Holiday shoppers still prefer giving print books as gifts.
Toronto, ON – May 21, 2013 – The Canadian market for ebooks remains steady, according to a new report from BookNet Canada. Findings in The Canadian Book Consumer 2012: Annual Report show that paperback books (including mass markets) comprised 58% of all purchases in 2012. Hardcover made up 24% and ebooks 15%.
“The research suggests that the ebook market in Canada may have reached a plateau,” says BookNet Canada President and CEO Noah Genner. “Early 2013 data backs this up. So far, we’re seeing the same pattern repeating itself.”
Ebooks peaked in Q1 at 17.6% of unit sales and declined steadily over the rest of the year to hit 12.9% in the last quarter. The 5% decline is likely due to heightened sales in Q1 after receiving new devices over the holidays followed by declining interest or having enough titles banked after the Q1 spike, as well as a preference for giving physical books as gifts. Further proof is that paperback sales had an inverse trend throughout the year and steadily increased in market share over the course of the year. Hardcovers also had their strongest quarter in Q4. 16% of book purchases were gifts in the holiday quarter.

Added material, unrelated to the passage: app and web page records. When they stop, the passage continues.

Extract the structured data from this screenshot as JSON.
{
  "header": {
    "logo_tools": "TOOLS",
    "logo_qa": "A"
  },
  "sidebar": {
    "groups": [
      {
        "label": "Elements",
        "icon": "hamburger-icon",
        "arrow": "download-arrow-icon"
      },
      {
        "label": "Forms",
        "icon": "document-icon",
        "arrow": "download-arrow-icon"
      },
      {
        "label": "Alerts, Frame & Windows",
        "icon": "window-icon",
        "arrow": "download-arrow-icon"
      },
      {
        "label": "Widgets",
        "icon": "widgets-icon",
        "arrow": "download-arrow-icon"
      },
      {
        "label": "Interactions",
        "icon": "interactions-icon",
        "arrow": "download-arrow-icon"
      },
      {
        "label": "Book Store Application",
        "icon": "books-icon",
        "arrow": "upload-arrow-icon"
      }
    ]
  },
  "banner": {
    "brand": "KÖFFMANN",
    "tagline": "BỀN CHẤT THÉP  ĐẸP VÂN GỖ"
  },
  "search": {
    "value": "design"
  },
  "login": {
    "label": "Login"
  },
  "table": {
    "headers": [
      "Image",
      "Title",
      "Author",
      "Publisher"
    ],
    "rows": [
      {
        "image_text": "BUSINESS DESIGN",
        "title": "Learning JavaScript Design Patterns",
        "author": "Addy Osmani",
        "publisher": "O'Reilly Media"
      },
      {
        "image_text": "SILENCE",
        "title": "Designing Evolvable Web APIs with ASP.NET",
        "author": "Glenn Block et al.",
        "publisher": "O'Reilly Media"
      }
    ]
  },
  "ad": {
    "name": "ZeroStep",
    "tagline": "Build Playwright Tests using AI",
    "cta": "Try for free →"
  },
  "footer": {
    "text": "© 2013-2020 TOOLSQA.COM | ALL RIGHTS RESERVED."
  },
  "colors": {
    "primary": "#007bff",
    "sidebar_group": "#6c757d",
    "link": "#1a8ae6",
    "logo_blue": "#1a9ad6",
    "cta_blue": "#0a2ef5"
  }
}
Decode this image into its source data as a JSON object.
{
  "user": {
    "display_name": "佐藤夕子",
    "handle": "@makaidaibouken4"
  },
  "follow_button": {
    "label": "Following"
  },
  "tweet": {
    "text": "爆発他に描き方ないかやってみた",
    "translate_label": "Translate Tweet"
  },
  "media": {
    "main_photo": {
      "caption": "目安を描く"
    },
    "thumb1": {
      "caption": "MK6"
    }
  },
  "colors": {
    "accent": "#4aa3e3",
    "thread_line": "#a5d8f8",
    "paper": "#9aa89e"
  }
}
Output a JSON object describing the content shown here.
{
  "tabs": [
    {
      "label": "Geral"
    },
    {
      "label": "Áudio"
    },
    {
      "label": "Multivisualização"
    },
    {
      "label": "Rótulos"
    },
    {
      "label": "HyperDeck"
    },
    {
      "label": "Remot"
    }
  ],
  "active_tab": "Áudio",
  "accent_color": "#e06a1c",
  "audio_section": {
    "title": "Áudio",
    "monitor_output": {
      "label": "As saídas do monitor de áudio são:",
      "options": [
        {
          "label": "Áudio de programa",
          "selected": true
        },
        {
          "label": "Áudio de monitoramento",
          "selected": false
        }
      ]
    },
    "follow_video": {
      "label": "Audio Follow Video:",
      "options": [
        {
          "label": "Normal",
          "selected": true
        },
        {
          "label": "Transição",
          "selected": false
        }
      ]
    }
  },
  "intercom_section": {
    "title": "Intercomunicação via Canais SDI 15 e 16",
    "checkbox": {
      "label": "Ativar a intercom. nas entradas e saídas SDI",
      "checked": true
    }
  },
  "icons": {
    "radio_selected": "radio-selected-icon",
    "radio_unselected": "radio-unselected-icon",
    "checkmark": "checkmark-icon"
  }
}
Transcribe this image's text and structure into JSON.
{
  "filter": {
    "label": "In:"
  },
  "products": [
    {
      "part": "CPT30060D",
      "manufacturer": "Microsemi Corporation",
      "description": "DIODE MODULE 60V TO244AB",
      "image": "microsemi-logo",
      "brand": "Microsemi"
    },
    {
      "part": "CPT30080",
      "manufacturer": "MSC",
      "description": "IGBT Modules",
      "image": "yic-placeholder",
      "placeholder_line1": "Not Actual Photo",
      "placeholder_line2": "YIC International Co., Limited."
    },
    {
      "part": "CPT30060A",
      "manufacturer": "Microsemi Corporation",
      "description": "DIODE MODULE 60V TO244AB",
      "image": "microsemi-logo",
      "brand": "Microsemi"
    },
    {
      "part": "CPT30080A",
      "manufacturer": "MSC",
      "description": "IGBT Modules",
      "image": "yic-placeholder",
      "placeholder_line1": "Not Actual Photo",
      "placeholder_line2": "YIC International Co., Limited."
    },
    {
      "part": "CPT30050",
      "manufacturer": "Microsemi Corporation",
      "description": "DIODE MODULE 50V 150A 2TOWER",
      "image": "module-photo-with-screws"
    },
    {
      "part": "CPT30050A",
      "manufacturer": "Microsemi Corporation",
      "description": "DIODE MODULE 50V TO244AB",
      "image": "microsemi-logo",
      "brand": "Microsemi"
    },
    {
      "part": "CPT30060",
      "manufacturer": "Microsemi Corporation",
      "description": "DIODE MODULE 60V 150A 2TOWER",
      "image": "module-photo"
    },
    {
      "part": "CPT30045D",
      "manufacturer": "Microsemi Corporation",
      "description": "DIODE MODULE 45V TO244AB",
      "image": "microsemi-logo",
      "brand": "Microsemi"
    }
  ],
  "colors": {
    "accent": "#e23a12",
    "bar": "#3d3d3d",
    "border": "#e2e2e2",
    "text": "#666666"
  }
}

The report has also revealed that Canadians still prefer to buy their books in physical stores. 34% of book purchases were made in non-book retailers, 37% in bookstores and 25% online—print book purchases made online account for 19% of those online sales. The top reasons respondents said they chose brick-and-mortar bookstores were the convenience of the location, the selection available and ease of purchase. Non-book retailers, such as Costco and Walmart, were used for those same reasons, but pricing and the convenience of being able to shop for other items were cited more often.
“We’ve found that the dominant factor in selecting a retailer is convenience,” says Pamela Millar, Director of Customer Relations at BookNet Canada. “Great location, what’s in stock and the opportunity to complete more than one errand—they all come down to convenience. Pricing comparison isn’t as big a factor as we might have guessed.”
While pricing is a factor for some shoppers when selecting retailers, shoppers don’t often perform pricing comparisons. This suggests that showrooming, the practice of examining a product in a store and then buying it online for a lower price, may not be that widespread an issue for the book industry in Canada. 55% of respondents indicated they rarely or never compared book prices between stores.
On the digital side, the battle for e-reading device market share continues. Ebook readers planned to read on a variety of devices but Kobo continued to top the list. Kobo was at 25.2%, iPad at 14.0% and Kindle at 18.4%.
This report is based on the first four fieldings of a two-year study that began in January 2012. This edition will cover book-buying behavior, including genre, format, price tolerance, and retailer preference, and demographics of book-buying Canadians according to surveys from 2012.
Data for The Canadian Book Consumer 2012 was derived from a nationally representative panel of English-speaking book consumers. Each month a new group of respondents completed surveys about their book-purchasing behaviour for Bowker Market Research. Respondents qualified for the survey when they indicated they had purchased a minimum of one book, regardless of format, in the prior month. This process yielded a survey sample of 4,000 book consumers.
The survey findings are available for sale in a PDF report, and a substantial discount is available for BNC SalesData subscribers. An executive summary is also available at no cost. For more information and to order a copy of The Canadian Book Consumer 2012: An Annual Report, visit /consumer-studies/.
BookNet Canada is the non-profit agency created by the Canadian book industry and the Department of Canadian Heritage to facilitate improvements in the book industry supply chain. It provides services and develops standards and certification in areas including electronic commerce, bibliographic data, and analysis of point-of-sales and other supply chain data.
We acknowledge the financial support of the Government of Canada through the Canada Book Fund (CBF) for this project. / Nous reconnaissons l’appui financier du gouvernement du Canada par l’entremise du Fonds du livre du Canada (FLC) pour ce projet.